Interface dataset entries
━━━━━━━━━━

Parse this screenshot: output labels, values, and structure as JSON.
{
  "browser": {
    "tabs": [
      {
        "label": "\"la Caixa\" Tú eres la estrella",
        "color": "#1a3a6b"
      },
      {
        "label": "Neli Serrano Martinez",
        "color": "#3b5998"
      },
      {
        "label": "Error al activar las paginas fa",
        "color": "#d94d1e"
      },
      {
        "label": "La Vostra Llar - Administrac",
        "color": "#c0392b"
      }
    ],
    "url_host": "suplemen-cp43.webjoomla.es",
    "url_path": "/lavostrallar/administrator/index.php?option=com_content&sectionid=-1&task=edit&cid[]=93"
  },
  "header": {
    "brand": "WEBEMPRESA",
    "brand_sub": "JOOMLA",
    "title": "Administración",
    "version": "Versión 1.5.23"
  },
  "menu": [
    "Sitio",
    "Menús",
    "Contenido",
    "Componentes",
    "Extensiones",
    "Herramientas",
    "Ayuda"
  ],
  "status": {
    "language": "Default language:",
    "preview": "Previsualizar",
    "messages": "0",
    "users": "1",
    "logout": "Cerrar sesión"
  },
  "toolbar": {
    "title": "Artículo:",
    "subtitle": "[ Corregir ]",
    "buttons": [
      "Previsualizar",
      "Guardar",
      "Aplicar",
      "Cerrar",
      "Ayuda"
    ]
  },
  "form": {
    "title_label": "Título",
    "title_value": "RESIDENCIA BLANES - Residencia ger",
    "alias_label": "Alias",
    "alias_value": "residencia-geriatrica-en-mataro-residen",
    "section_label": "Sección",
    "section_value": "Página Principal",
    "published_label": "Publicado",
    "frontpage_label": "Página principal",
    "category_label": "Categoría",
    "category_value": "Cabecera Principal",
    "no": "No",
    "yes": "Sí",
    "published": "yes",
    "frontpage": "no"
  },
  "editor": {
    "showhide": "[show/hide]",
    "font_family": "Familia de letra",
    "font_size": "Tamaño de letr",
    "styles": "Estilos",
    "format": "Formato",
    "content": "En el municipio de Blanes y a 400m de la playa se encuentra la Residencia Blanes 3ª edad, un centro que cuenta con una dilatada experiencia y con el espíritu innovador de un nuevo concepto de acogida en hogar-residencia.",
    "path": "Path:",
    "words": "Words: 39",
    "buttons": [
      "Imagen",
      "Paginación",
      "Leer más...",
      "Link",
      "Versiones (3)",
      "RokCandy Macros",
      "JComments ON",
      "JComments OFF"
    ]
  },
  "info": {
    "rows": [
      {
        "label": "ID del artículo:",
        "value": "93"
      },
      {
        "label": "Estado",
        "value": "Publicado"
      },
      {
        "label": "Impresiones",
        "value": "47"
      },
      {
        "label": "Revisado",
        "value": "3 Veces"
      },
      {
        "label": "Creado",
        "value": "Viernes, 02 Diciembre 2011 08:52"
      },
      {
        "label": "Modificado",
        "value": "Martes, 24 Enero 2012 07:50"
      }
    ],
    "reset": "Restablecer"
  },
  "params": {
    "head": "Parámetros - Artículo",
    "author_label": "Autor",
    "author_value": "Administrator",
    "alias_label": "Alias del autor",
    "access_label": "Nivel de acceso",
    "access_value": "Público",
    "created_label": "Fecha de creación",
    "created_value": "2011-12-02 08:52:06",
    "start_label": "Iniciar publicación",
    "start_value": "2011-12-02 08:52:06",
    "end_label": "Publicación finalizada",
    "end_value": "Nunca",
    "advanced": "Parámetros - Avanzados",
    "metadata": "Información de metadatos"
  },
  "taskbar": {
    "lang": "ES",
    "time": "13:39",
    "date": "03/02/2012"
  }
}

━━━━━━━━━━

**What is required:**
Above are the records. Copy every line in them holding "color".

**The answer:**
        "color": "#1a3a6b"
        "color": "#3b5998"
        "color": "#d94d1e"
        "color": "#c0392b"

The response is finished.